The frequency of required and elective course offerings in the online program will vary, semester by semester, and will not always match the information presented here. Online students are advised to seek guidance from the listed program contact when developing their individual program course schedule.
Admissions and Financial Aid
This program is available on-campus or
Fall, Spring, or Summer
Fall, Spring, or Summer
Fall, Spring, or Summer
Full-time study is 9+ semester credit hours.
Part-time study is 1‑8 semester credit hours.
International students requiring a visa to study at the RIT Rochester campus must study full‑time.
To be considered for admission to the Applied Statistics MS program, candidates must fulfill the following requirements:
International applicants whose native language is not English must submit one of the following official English language test scores. Some international applicants may be considered for an English test requirement waiver.
International students below the minimum requirement may be considered for conditional admission. Each program requires balanced sub-scores when determining an applicant’s need for additional English language courses.

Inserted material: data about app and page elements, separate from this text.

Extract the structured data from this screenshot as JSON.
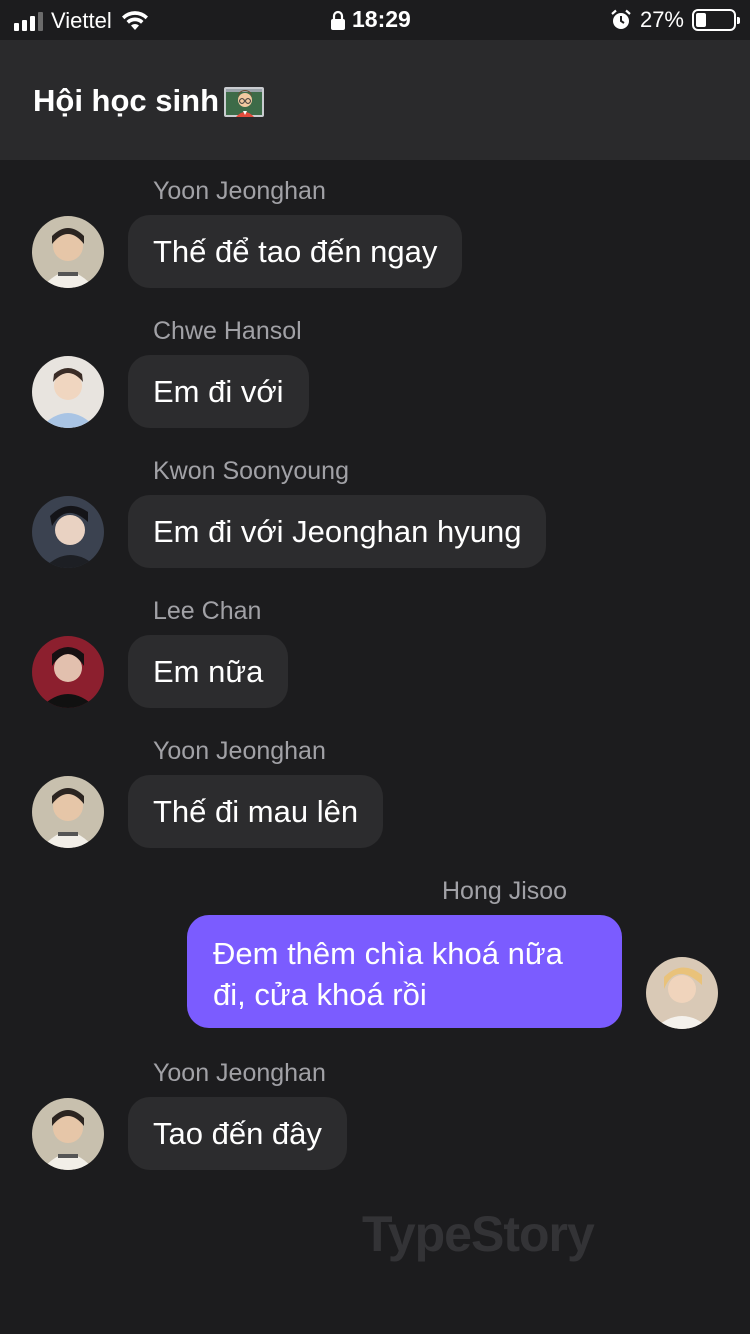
{
  "status_bar": {
    "carrier": "Viettel",
    "time": "18:29",
    "battery_percent": "27%",
    "battery_level": 0.27
  },
  "header": {
    "title": "Hội học sinh"
  },
  "messages": [
    {
      "sender": "Yoon Jeonghan",
      "text": "Thế để tao đến ngay",
      "mine": false
    },
    {
      "sender": "Chwe Hansol",
      "text": "Em đi với",
      "mine": false
    },
    {
      "sender": "Kwon Soonyoung",
      "text": "Em đi với Jeonghan hyung",
      "mine": false
    },
    {
      "sender": "Lee Chan",
      "text": "Em nữa",
      "mine": false
    },
    {
      "sender": "Yoon Jeonghan",
      "text": "Thế đi mau lên",
      "mine": false
    },
    {
      "sender": "Hong Jisoo",
      "text": "Đem thêm chìa khoá nữa đi, cửa khoá rồi",
      "mine": true
    },
    {
      "sender": "Yoon Jeonghan",
      "text": "Tao đến đây",
      "mine": false
    }
  ],
  "watermark": "TypeStory",
  "colors": {
    "background": "#1c1c1e",
    "header": "#2a2a2c",
    "bubble_other": "#2c2c2e",
    "bubble_mine": "#7b5cff",
    "sender_name": "#a1a1a6"
  }
}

Applicant must have college-level credit or practical experience in mathematics (two-course sequence in calculus) and one course in applied statistics.

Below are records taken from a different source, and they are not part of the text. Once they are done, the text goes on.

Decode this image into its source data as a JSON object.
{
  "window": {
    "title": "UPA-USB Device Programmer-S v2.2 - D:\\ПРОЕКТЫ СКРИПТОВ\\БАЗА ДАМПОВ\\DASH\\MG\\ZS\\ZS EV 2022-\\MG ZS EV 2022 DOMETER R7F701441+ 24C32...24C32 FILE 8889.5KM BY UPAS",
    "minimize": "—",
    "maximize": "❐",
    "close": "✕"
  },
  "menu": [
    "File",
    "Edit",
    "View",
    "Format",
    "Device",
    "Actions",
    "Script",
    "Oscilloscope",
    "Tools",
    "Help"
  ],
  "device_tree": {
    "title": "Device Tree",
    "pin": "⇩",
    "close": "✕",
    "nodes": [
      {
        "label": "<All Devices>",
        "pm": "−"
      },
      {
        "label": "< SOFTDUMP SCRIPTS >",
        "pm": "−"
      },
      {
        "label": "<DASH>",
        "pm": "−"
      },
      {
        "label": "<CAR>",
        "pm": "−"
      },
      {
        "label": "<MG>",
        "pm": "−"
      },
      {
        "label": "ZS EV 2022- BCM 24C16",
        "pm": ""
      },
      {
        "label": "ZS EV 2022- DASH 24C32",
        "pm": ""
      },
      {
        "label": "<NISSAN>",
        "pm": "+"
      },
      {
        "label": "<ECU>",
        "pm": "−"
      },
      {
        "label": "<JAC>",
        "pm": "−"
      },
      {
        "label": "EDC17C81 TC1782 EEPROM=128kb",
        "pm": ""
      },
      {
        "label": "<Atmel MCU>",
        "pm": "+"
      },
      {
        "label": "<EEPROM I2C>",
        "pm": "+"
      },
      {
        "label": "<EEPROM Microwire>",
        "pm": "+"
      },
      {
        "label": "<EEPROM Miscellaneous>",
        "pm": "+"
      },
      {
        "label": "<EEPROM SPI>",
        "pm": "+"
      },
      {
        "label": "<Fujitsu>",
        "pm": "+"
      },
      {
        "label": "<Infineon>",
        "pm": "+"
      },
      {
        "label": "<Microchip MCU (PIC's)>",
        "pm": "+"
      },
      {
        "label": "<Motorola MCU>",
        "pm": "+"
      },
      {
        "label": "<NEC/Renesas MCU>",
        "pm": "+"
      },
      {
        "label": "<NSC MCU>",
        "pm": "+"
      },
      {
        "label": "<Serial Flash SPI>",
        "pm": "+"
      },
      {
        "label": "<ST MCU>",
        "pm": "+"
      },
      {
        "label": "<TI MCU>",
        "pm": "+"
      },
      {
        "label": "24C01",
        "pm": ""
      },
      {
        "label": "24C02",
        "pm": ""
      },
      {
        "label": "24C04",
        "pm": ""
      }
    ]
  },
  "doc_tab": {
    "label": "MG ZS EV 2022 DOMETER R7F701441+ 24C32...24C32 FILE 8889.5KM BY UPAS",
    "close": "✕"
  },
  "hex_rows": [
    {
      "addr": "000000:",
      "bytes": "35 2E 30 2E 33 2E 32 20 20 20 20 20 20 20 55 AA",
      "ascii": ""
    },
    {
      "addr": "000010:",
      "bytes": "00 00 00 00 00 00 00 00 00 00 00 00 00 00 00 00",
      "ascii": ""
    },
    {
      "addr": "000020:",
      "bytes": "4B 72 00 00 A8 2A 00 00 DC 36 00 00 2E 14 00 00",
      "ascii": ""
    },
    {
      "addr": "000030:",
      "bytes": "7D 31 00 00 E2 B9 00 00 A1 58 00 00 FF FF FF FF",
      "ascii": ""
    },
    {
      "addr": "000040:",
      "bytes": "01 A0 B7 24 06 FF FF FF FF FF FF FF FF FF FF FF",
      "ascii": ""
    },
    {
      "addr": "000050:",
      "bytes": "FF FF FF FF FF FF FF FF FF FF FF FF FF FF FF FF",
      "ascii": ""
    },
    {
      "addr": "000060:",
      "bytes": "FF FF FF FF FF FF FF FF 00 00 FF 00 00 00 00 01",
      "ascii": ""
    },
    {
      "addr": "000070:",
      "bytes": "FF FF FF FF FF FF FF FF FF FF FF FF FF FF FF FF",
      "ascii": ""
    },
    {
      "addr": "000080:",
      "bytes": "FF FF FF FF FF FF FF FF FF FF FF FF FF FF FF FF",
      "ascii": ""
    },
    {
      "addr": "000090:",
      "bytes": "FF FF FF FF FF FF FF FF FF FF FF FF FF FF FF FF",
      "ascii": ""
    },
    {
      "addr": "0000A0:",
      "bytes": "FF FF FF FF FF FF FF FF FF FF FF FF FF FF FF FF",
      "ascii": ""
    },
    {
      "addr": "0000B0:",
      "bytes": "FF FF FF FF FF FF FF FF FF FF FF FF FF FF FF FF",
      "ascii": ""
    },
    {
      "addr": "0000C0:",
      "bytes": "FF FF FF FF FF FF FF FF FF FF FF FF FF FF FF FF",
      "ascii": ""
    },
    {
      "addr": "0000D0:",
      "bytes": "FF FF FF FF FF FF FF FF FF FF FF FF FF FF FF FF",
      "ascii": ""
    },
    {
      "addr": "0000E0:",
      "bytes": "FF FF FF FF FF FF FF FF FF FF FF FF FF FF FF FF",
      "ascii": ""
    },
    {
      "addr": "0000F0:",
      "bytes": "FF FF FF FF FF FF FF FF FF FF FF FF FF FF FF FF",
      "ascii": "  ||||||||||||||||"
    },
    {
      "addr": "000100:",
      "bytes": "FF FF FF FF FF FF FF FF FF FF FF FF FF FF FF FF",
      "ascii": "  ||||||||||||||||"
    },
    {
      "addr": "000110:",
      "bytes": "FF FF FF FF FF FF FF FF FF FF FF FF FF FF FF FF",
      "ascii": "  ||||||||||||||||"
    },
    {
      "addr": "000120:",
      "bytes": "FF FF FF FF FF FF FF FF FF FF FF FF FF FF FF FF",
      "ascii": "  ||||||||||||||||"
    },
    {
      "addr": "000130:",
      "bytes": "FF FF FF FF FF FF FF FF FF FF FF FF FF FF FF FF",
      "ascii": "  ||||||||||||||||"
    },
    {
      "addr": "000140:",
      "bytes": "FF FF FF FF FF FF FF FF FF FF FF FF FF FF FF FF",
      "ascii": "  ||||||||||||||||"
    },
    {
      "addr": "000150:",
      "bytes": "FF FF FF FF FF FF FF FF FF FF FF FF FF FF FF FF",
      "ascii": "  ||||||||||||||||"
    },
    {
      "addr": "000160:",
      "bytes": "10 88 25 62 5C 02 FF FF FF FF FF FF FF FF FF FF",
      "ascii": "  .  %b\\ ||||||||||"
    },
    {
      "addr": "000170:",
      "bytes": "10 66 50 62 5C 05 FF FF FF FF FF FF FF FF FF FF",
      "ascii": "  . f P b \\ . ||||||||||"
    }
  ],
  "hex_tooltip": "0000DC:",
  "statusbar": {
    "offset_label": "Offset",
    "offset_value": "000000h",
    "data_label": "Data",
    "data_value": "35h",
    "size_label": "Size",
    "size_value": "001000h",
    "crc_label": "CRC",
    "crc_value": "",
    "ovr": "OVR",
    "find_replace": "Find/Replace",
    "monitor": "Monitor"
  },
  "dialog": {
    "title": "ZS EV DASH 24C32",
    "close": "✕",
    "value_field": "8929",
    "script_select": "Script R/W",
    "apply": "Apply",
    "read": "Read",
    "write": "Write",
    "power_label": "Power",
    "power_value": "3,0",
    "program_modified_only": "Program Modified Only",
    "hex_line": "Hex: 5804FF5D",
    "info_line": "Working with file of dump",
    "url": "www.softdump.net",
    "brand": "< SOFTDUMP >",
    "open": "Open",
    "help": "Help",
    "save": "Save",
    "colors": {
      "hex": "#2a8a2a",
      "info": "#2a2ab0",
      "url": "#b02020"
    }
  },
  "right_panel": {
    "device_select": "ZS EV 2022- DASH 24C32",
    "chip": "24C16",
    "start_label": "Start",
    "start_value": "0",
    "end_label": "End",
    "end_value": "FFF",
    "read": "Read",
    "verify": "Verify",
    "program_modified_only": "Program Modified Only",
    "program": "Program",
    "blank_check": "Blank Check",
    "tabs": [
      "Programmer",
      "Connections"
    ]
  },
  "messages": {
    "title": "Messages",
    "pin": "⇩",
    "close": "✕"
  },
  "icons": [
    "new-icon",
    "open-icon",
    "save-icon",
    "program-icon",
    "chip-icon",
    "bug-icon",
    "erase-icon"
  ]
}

Applicant must have college-level credit or practical experience in a programming language.
Online Degree Information
The online Applied Statistics MS program can only be completed part-time, taking one or two courses per term. The average time to completion is two and a half to three years. Courses in the online program can all be completed asynchronously. They are designed to accommodate working professionals and students in various time zones to provide the greatest amount of flexibility. Program electives are slightly more limited than courses available in the on-campus program. Students typically spend 10-12 hours per week per class, depending on the content and their background knowledge. The online program does not have any in-person requirements. Your academic advisor will work with you to select courses that meet your degree requirements and your schedule. Both the online and on-campus program culminates with a final capstone project. For specific details about the delivery format and learning experience, contact the Program Contact listed on this page. RIT does not offer student visas for online study.
Online Tuition Eligibility
The online Applied Statistics MS is a designated online degree program that is billed at a 43% discount from our on-campus rate. View the current online tuition rate.
Online Study Restrictions for Some International Students
Certain countries are subject to comprehensive embargoes under US Export Controls, which prohibit virtually ALL exports, imports, and other transactions without a license or other US Government authorization. Learners from the Crimea region of the Ukraine, Cuba, Iran, North Korea, and Syria may not register for RIT online courses. Nor may individuals on the United States Treasury Department’s list of Specially Designated Nationals or the United States Commerce Department’s table of Deny Orders. By registering for RIT online courses, you represent and warrant that you are not located in, under the control of, or a national or resident of any such country or on any such list.
The Distinguished Alumni Awards are presented annually by each of RIT’s nine colleges and the School of Individualized Study to alumni who have performed at the highest levels of their profession or who have contributed to the advancement and leadership of civic, philanthropic, or service organizations.
Researchers at RIT have developed MathDeck, an online search interface that allows anyone to easily create, edit and lookup sophisticated math formulas on the computer. Created by an interdisciplinary team of more than a dozen faculty and students, MathDeck aims to make math notation interactive and easily shareable, and it's is free and open to the public.